Although Olympus OM-D E-M5 Mark II‘s function buttons are customizable I still prefer Panasonic LUMIX GH4‘s individual buttons and menus. Also, Image quality of the Panasonic LUMIX GH4 was better to my eyes and especially it was visible if I stopped playing the clip to see the still frame. I noticed there were many frames that were blur with the Olympus OM-D E-M5 Mark II while there were very little with the Panasonic LUMIX GH4. I have no idea why that was since the frame rate for both cameras was set to 30p. That said, I would guess sharpness / clarity would be more apparent if shot in 4K with higher bit-rate and down sampled to 1080p on the GH4.

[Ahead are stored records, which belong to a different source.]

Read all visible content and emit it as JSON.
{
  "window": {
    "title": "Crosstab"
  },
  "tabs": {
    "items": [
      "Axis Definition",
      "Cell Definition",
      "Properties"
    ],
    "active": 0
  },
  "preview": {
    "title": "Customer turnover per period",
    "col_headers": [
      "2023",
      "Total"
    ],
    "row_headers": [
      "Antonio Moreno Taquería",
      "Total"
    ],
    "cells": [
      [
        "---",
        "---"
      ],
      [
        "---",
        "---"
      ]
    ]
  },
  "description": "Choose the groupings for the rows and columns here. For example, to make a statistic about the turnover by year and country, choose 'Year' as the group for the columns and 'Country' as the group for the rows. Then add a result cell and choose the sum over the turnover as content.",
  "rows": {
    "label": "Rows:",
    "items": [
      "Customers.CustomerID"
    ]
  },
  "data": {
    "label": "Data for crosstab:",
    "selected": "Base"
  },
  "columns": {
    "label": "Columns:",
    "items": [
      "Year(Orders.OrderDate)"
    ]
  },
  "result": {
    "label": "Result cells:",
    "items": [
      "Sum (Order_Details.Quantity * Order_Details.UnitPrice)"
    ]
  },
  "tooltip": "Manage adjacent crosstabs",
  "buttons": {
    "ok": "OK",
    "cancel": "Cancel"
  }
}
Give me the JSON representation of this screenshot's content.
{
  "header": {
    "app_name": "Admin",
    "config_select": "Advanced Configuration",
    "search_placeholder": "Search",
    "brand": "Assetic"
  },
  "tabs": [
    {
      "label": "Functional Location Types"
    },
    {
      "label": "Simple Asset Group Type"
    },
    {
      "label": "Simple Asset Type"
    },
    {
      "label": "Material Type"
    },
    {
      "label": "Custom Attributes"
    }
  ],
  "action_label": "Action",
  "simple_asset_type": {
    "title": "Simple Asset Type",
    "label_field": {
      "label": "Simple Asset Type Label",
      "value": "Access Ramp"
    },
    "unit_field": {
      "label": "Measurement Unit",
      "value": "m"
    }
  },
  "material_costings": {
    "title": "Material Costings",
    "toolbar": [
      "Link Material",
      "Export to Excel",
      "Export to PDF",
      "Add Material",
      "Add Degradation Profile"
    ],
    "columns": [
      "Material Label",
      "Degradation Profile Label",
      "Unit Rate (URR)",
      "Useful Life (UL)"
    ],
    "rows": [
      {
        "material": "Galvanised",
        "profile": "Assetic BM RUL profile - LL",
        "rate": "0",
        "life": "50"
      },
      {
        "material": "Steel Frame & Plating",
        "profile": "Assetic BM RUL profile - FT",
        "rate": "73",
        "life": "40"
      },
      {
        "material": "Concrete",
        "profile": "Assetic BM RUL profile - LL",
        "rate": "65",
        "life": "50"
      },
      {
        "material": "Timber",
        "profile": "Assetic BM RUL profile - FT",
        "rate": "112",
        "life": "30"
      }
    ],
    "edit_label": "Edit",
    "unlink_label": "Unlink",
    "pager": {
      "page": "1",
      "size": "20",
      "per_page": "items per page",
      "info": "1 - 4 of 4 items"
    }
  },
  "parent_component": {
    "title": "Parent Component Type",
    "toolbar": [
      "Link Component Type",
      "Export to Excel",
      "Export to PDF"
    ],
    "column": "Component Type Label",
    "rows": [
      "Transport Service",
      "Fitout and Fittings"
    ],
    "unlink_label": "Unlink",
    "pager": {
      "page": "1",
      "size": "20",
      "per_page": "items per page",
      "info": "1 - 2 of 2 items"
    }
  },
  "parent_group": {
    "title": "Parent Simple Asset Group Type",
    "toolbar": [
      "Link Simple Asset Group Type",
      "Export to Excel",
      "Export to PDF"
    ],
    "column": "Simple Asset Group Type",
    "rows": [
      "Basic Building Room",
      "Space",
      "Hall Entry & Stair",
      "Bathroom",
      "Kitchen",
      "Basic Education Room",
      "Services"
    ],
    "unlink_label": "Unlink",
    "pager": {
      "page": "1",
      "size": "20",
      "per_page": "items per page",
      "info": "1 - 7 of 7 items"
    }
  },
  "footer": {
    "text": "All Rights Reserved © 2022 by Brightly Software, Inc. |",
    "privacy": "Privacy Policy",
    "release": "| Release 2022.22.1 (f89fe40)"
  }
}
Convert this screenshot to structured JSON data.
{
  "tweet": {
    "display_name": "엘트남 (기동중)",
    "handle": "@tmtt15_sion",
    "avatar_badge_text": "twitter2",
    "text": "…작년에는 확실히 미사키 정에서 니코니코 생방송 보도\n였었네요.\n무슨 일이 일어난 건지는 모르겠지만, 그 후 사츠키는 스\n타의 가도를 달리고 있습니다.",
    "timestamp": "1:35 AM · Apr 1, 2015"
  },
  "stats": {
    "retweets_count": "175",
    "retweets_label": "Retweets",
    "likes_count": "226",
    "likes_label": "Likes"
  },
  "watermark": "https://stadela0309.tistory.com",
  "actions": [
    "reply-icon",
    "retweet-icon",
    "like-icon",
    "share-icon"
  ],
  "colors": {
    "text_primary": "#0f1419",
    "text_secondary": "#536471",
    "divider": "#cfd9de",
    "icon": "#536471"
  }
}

Big minus of the Olympus OM-D E-M5 Mark II for me was its battery life. I had used it for about little more than two hours (no more than three hours for sure) and it lasted just that. I do often time-lapse photography and longer battery life is suited for especially if it is a night time-lapse. I don't like to carry too many spare batteries as my photography subjects are mostly mountains and like to go hiking / traveling with minimum.
I was hoping that the Olympus OM-D E-M5 Mark II could partially replace my Nikon D810 in certain occasions considering with E-M5 Mark II‘s ability to shoot in 40 Megapixels High Res shot and its unique feature – Live Composite to photograph star trails. But, I quickly realized the E-M5 Mark II’s High Res Shot was bit cumbersome as it always requires a tripod for a good steady shot while my Nikon D810 can shoot well at 36-Megapixels handheld.
I was hoping that the E-M5 Mark II could replace my Panasonic LUMIX LX100 when I travel overseas and shoot video, but I also realized while the E-M5 Mark II’s in-body stabilizer is superb I would still like the LUMIX LX100‘s ability to shoot in 4K and give me a choice of down-sampling / editing in post.
So finally, I had the Olympus OM-D E-M5 Mark II and M.ZUIKO DIGITAL ED 12-40mm F2.8 PRO for only two days. I purchased them on Friday evening for 199,670 JPY and sold them on Sunday afternoon for 148,030 JPY. Huge loss but I didn’t want to keep them knowing they would sit on my dry box and don’t see the sun light for a while… It was really stupid of me just purchasing them not thoroughly thinking of what it is and is not capable of / good at. I would consider it that was a very expensive lesson…
On the bright side, though, I now know that in-body stabilization really works! I haven’t tried other brand camera like Sony a7 II but if Sony a7S II will have in-body stabilization then I would definitely like to try, of course, before buying it
(cover photo credit: snap from the video)
And always with the ambition of authenticity, humanity and wit.
Latest posts by Hugh Brownstone (see all)
- Download This Year’s Oscar Nominated Scripts for Free! - February 7, 2016
- Quick Impressions of Aputure’s New VS-1 FineHD - February 1, 2016
- iPhone to “crush” DSLRs? Dual Camera iPhone 7 Plus Could Offer ‘DSLR-Like' Quality, 3D Depth Mapping - January 29, 2016